Here, let’s look at them small, so they show up on the screen at the same time (depending on your device):
The upper one looks almost finished, the lower one looks finished. The difference is probably too subtle for normal people to notice, but it matters to me.
This drawing is available as a reproduction print, 11×14, $40. One time a potential customer told me she didn’t like it because the light on the orange on the left looked like frost to her. Ever since that time, whenever someone buys a print, I add color to it. It is time consuming, and it has made me wish to get the original back so I could fix it.
THANK YOU, DENNIS AND PATTY, for a chance to redeem my reputation!
The rain stopped briefly and the sun came out, so I went for a walk here in Three Rivers. This was on February 12, but there were other things to blog about last week.
Look! The buckeye trees, always precocious, are leafing out already.
Here is an unobstructed view of Alta Peak and Moro Rock.
The Red Maids are in bloom!
This ant hill is definitely a peculiar sight.
The narcissus are in bloom in my yard.
And what does a Central California artist do for fun when the sun is out?
She mixes a paint color for her neighbor’s kitchen, of course.
Neighbor recently was in Italy and fell in love with a particular color. (Could there possibly be 2 color junkies in the same neighborhood??) The hardware store mixed a too-bright red, so together we figured out the color she wanted. This required adding tan from the gallon container, lightening it with white, and correcting the resulting pinkishness with yellow ochre. Then, we tried it on a kitchen cupboard door and declared it a winner. (It took 3 attempts with minor corrections each time.) Next, I had to match that exact color to convert the rest of the too-bright-red to our newly named “Red Pepper Cream Sauce”. (Last time we invented the color of “Orange Blossom Special” for her kitchen, which looks spectacular with the Red Pepper Cream Sauce.)*
*My own kitchen is blue and white, has been blue and white for 18 years, and probably will probably be blue and white for as long as I live here. Thanks for asking.
When deciding what to draw next, this particular subject seemed like a good compromise of my theme of Tulare County and what I want to draw because I want to draw it.
Strawberry fields have become a common sight in our area over the past 10 years or so in the springtime. That makes this drawing qualify as Tulare County art, yes?
Using colored pencil for extended time periods hurts my wrist. This little bit of color is possible without injury, and it is very pleasing to see one item in color. Not every picture has a place for color, but this was an easy decision.
One might think that this Central California artist’s favorite color is orange. One would be wrong, but one would be forgiven for making that assumption.
Due to her continual paintings of oranges and poppies, this would be a logical guess. But, if one thinks about Central California and what we are known for here in Tulare County, then one would come to an understanding of the apparent excessive use of the color orange.
Here are the latest oil paintings in the continuing saga of this Central California artist’s representation of the best of Tulare County.
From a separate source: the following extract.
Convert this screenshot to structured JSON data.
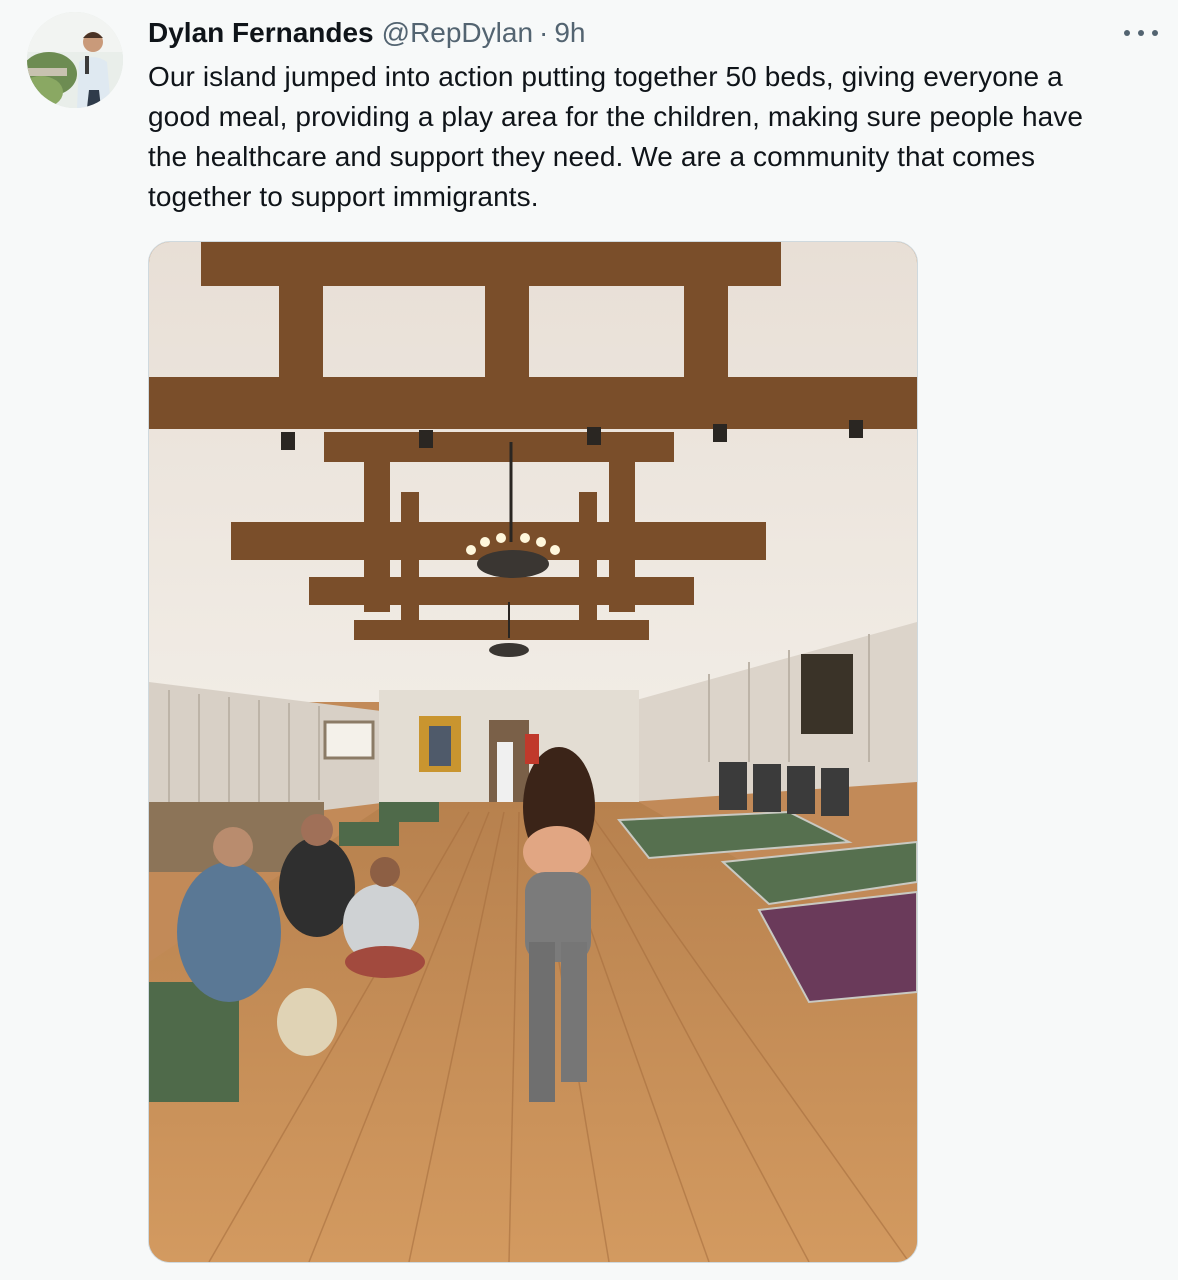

These paintings are all available through this link: oils
To continue yesterday’s dissatisfying post about color, here is an aspen painting before I added blue:
Here it is afterward:
Ahem. Why is it that I can repair photos quite well using Photoshop Elements but cannot get the same painting to scan the same way 2 times in a row?
Who cares? I have real work to do!